Records from a data collection:
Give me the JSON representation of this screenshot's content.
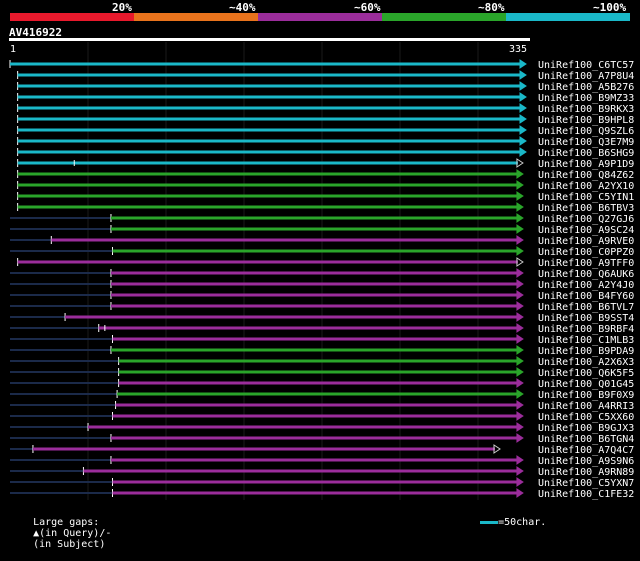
{
  "scale": {
    "labels": [
      "20%",
      "~40%",
      "~60%",
      "~80%",
      "~100%"
    ],
    "colors": [
      "#e8192c",
      "#e8731c",
      "#9b2d9b",
      "#2aa52a",
      "#1ab8c8"
    ]
  },
  "query": {
    "name": "AV416922",
    "start": "1",
    "end": "335",
    "length": 335
  },
  "hits": [
    {
      "id": "UniRef100_C6TC57",
      "color": "#1ab8c8",
      "s": 1,
      "e": 335,
      "arrow": true
    },
    {
      "id": "UniRef100_A7P8U4",
      "color": "#1ab8c8",
      "s": 6,
      "e": 335,
      "arrow": true
    },
    {
      "id": "UniRef100_A5B276",
      "color": "#1ab8c8",
      "s": 6,
      "e": 335,
      "arrow": true
    },
    {
      "id": "UniRef100_B9MZ33",
      "color": "#1ab8c8",
      "s": 6,
      "e": 335,
      "arrow": true
    },
    {
      "id": "UniRef100_B9RKX3",
      "color": "#1ab8c8",
      "s": 6,
      "e": 335,
      "arrow": true
    },
    {
      "id": "UniRef100_B9HPL8",
      "color": "#1ab8c8",
      "s": 6,
      "e": 335,
      "arrow": true
    },
    {
      "id": "UniRef100_Q9SZL6",
      "color": "#1ab8c8",
      "s": 6,
      "e": 335,
      "arrow": true
    },
    {
      "id": "UniRef100_Q3E7M9",
      "color": "#1ab8c8",
      "s": 6,
      "e": 335,
      "arrow": true
    },
    {
      "id": "UniRef100_B6SHG9",
      "color": "#1ab8c8",
      "s": 6,
      "e": 335,
      "arrow": true
    },
    {
      "id": "UniRef100_A9P1D9",
      "color": "#1ab8c8",
      "s": 6,
      "e": 333,
      "arrow": true,
      "openArrow": true,
      "gapq": 43
    },
    {
      "id": "UniRef100_Q84Z62",
      "color": "#2aa52a",
      "s": 6,
      "e": 333,
      "arrow": false
    },
    {
      "id": "UniRef100_A2YX10",
      "color": "#2aa52a",
      "s": 6,
      "e": 333,
      "arrow": false
    },
    {
      "id": "UniRef100_C5YIN1",
      "color": "#2aa52a",
      "s": 6,
      "e": 333,
      "arrow": false
    },
    {
      "id": "UniRef100_B6TBV3",
      "color": "#2aa52a",
      "s": 6,
      "e": 333,
      "arrow": false
    },
    {
      "id": "UniRef100_Q27GJ6",
      "color": "#2aa52a",
      "s": 67,
      "e": 333,
      "arrow": false,
      "dark": 0
    },
    {
      "id": "UniRef100_A9SC24",
      "color": "#2aa52a",
      "s": 67,
      "e": 333,
      "arrow": false,
      "dark": 0
    },
    {
      "id": "UniRef100_A9RVE0",
      "color": "#9b2d9b",
      "s": 28,
      "e": 333,
      "arrow": false,
      "dark": 0
    },
    {
      "id": "UniRef100_C0PPZ0",
      "color": "#2aa52a",
      "s": 68,
      "e": 333,
      "arrow": false,
      "dark": 0
    },
    {
      "id": "UniRef100_A9TFF0",
      "color": "#9b2d9b",
      "s": 6,
      "e": 333,
      "arrow": true,
      "openArrow": true
    },
    {
      "id": "UniRef100_Q6AUK6",
      "color": "#9b2d9b",
      "s": 67,
      "e": 333,
      "arrow": false,
      "dark": 0
    },
    {
      "id": "UniRef100_A2Y4J0",
      "color": "#9b2d9b",
      "s": 67,
      "e": 333,
      "arrow": false,
      "dark": 0
    },
    {
      "id": "UniRef100_B4FY60",
      "color": "#9b2d9b",
      "s": 67,
      "e": 333,
      "arrow": false,
      "dark": 0
    },
    {
      "id": "UniRef100_B6TVL7",
      "color": "#9b2d9b",
      "s": 67,
      "e": 333,
      "arrow": false,
      "dark": 0
    },
    {
      "id": "UniRef100_B9SST4",
      "color": "#9b2d9b",
      "s": 37,
      "e": 333,
      "arrow": false,
      "dark": 0
    },
    {
      "id": "UniRef100_B9RBF4",
      "color": "#9b2d9b",
      "s": 59,
      "e": 333,
      "arrow": false,
      "dark": 0,
      "gapq": 63
    },
    {
      "id": "UniRef100_C1MLB3",
      "color": "#9b2d9b",
      "s": 68,
      "e": 333,
      "arrow": false,
      "dark": 0
    },
    {
      "id": "UniRef100_B9PDA9",
      "color": "#2aa52a",
      "s": 67,
      "e": 333,
      "arrow": false,
      "dark": 0
    },
    {
      "id": "UniRef100_A2X6X3",
      "color": "#2aa52a",
      "s": 72,
      "e": 333,
      "arrow": false,
      "dark": 0
    },
    {
      "id": "UniRef100_Q6K5F5",
      "color": "#2aa52a",
      "s": 72,
      "e": 333,
      "arrow": false,
      "dark": 0
    },
    {
      "id": "UniRef100_Q01G45",
      "color": "#9b2d9b",
      "s": 72,
      "e": 333,
      "arrow": false,
      "dark": 0
    },
    {
      "id": "UniRef100_B9F0X9",
      "color": "#2aa52a",
      "s": 71,
      "e": 333,
      "arrow": false,
      "dark": 0
    },
    {
      "id": "UniRef100_A4RRI3",
      "color": "#9b2d9b",
      "s": 70,
      "e": 333,
      "arrow": false,
      "dark": 0
    },
    {
      "id": "UniRef100_C5XX60",
      "color": "#9b2d9b",
      "s": 68,
      "e": 333,
      "arrow": false,
      "dark": 0
    },
    {
      "id": "UniRef100_B9GJX3",
      "color": "#9b2d9b",
      "s": 52,
      "e": 333,
      "arrow": false,
      "dark": 0
    },
    {
      "id": "UniRef100_B6TGN4",
      "color": "#9b2d9b",
      "s": 67,
      "e": 333,
      "arrow": false,
      "dark": 0
    },
    {
      "id": "UniRef100_A7Q4C7",
      "color": "#9b2d9b",
      "s": 16,
      "e": 318,
      "arrow": true,
      "openArrow": true
    },
    {
      "id": "UniRef100_A9S9N6",
      "color": "#9b2d9b",
      "s": 67,
      "e": 333,
      "arrow": false,
      "dark": 0
    },
    {
      "id": "UniRef100_A9RN89",
      "color": "#9b2d9b",
      "s": 49,
      "e": 333,
      "arrow": false,
      "dark": 0
    },
    {
      "id": "UniRef100_C5YXN7",
      "color": "#9b2d9b",
      "s": 68,
      "e": 333,
      "arrow": false,
      "dark": 0
    },
    {
      "id": "UniRef100_C1FE32",
      "color": "#9b2d9b",
      "s": 68,
      "e": 333,
      "arrow": false,
      "dark": 0
    }
  ],
  "footer": {
    "legend_prefix": "Large gaps:",
    "in_query": "(in Query)/",
    "dash": "-",
    "in_subject": "(in Subject)",
    "scale_label": "=50char."
  }
}
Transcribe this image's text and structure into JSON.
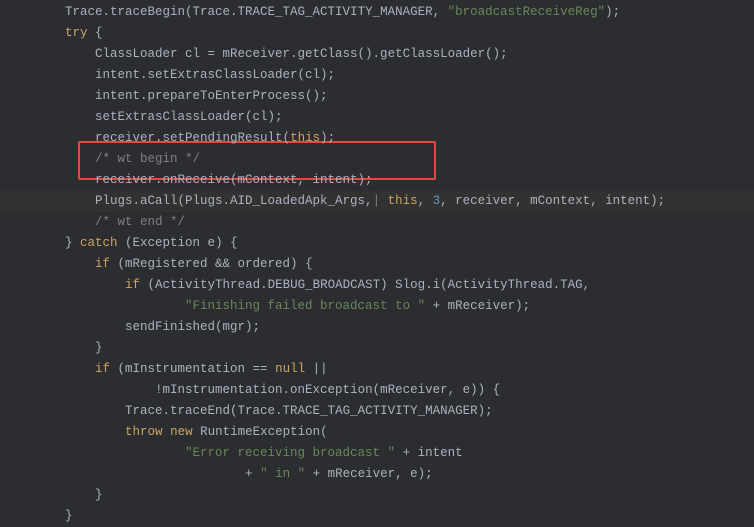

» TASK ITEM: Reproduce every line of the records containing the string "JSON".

» FINAL ANSWER:
Give me the JSON representation of this screenshot's content.
Transcribe this image's text and structure into JSON.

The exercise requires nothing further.